--- Activity ---
Your response should consist of one number, the count of lines below that contain "title".

--- Records for the task ---
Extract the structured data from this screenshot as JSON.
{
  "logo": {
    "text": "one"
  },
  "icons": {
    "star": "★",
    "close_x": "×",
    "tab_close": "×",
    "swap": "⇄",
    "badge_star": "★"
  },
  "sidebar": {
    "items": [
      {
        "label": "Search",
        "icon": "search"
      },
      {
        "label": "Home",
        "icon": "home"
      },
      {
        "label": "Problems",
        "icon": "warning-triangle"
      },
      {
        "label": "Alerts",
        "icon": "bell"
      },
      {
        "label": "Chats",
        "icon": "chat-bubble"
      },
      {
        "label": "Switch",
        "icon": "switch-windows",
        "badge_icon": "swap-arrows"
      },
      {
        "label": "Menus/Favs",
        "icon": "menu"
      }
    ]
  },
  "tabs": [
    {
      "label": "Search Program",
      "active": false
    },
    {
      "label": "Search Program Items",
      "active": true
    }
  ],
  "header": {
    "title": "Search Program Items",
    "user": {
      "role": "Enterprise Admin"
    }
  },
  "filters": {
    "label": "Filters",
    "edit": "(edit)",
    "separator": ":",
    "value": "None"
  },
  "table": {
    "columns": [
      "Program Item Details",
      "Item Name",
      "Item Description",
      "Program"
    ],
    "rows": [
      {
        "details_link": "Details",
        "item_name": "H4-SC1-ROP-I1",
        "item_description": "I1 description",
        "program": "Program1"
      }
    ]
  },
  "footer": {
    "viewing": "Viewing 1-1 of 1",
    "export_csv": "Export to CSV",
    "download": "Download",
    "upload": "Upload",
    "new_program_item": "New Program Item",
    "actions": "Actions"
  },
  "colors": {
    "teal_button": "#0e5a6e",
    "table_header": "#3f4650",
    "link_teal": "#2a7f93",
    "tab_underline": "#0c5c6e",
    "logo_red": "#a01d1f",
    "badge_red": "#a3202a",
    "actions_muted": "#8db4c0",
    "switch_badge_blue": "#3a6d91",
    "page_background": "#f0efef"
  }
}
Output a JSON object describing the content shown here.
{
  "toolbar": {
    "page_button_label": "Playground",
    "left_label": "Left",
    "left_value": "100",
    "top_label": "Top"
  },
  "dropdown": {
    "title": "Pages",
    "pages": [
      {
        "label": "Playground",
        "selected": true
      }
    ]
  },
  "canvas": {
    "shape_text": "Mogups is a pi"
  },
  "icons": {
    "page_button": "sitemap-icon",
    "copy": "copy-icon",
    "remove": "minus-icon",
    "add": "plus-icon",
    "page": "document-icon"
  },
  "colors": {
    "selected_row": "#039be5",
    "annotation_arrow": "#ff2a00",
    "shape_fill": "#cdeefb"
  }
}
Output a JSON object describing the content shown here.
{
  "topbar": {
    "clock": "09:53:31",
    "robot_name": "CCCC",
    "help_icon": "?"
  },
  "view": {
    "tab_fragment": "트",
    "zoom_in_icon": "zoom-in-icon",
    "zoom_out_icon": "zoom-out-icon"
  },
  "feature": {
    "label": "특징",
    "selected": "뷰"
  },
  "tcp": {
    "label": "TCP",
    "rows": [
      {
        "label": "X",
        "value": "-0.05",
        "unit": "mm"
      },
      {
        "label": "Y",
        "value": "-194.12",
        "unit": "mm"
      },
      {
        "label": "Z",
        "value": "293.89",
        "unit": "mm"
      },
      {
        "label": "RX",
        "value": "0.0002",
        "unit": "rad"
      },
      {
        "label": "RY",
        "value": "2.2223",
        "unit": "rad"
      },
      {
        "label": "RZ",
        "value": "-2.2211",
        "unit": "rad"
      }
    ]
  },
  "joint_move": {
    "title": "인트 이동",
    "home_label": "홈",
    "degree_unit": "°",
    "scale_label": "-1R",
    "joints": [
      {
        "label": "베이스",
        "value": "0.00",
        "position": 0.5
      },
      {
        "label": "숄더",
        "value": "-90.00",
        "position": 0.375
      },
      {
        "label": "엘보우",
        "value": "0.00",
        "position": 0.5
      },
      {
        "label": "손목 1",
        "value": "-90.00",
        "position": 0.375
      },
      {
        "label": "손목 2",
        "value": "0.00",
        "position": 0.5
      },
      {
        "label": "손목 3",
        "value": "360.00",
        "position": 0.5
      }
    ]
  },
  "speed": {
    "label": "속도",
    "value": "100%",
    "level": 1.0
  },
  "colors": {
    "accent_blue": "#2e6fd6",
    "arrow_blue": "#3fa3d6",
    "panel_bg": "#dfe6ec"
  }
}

--- Written response ---
3